[Start of Attachment]

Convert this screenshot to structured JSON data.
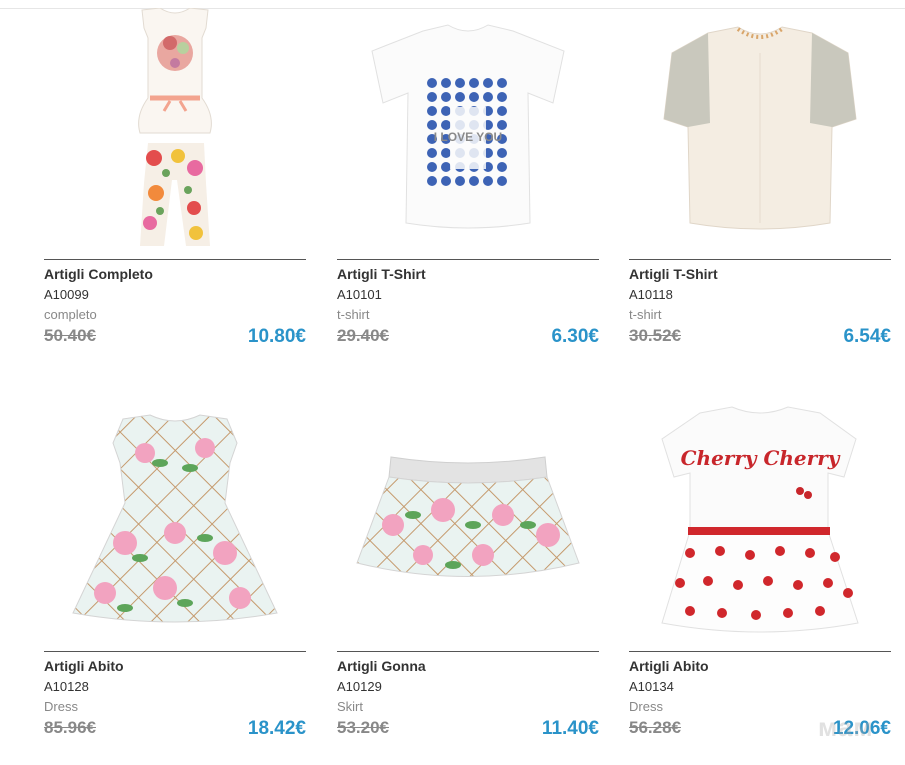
{
  "products": [
    {
      "title": "Artigli Completo",
      "code": "A10099",
      "category": "completo",
      "old_price": "50.40€",
      "new_price": "10.80€"
    },
    {
      "title": "Artigli T-Shirt",
      "code": "A10101",
      "category": "t-shirt",
      "old_price": "29.40€",
      "new_price": "6.30€"
    },
    {
      "title": "Artigli T-Shirt",
      "code": "A10118",
      "category": "t-shirt",
      "old_price": "30.52€",
      "new_price": "6.54€"
    },
    {
      "title": "Artigli Abito",
      "code": "A10128",
      "category": "Dress",
      "old_price": "85.96€",
      "new_price": "18.42€"
    },
    {
      "title": "Artigli Gonna",
      "code": "A10129",
      "category": "Skirt",
      "old_price": "53.20€",
      "new_price": "11.40€"
    },
    {
      "title": "Artigli Abito",
      "code": "A10134",
      "category": "Dress",
      "old_price": "56.28€",
      "new_price": "12.06€"
    }
  ],
  "tshirt_print": "I LOVE YOU",
  "dress_print": "Cherry Cherry",
  "watermark": "мам",
  "colors": {
    "price_accent": "#2a93c9",
    "old_price": "#888888"
  }
}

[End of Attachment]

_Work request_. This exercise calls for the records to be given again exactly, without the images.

_Output of the exercise_.
Convert this screenshot to structured JSON data.
{
  "products": [
    {
      "title": "Artigli Completo",
      "code": "A10099",
      "category": "completo",
      "old_price": "50.40€",
      "new_price": "10.80€"
    },
    {
      "title": "Artigli T-Shirt",
      "code": "A10101",
      "category": "t-shirt",
      "old_price": "29.40€",
      "new_price": "6.30€"
    },
    {
      "title": "Artigli T-Shirt",
      "code": "A10118",
      "category": "t-shirt",
      "old_price": "30.52€",
      "new_price": "6.54€"
    },
    {
      "title": "Artigli Abito",
      "code": "A10128",
      "category": "Dress",
      "old_price": "85.96€",
      "new_price": "18.42€"
    },
    {
      "title": "Artigli Gonna",
      "code": "A10129",
      "category": "Skirt",
      "old_price": "53.20€",
      "new_price": "11.40€"
    },
    {
      "title": "Artigli Abito",
      "code": "A10134",
      "category": "Dress",
      "old_price": "56.28€",
      "new_price": "12.06€"
    }
  ],
  "tshirt_print": "I LOVE YOU",
  "dress_print": "Cherry Cherry",
  "watermark": "мам",
  "colors": {
    "price_accent": "#2a93c9",
    "old_price": "#888888"
  }
}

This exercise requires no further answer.